Task requirements: Your result should be the lines holding the word "user", copied from the entries below.

Input for this task Start Marker

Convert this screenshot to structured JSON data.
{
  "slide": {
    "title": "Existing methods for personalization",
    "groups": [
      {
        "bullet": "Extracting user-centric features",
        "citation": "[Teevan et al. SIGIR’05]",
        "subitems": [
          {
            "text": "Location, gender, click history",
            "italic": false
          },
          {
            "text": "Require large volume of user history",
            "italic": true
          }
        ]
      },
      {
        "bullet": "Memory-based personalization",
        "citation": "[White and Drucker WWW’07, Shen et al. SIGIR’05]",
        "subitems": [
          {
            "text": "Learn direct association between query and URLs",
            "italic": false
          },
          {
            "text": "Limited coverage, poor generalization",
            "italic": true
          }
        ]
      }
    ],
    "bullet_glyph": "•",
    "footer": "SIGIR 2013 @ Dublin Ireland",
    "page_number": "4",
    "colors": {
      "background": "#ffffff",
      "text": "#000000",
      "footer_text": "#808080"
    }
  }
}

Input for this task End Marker

Result of the exercise:
        "bullet": "Extracting user-centric features",
            "text": "Require large volume of user history",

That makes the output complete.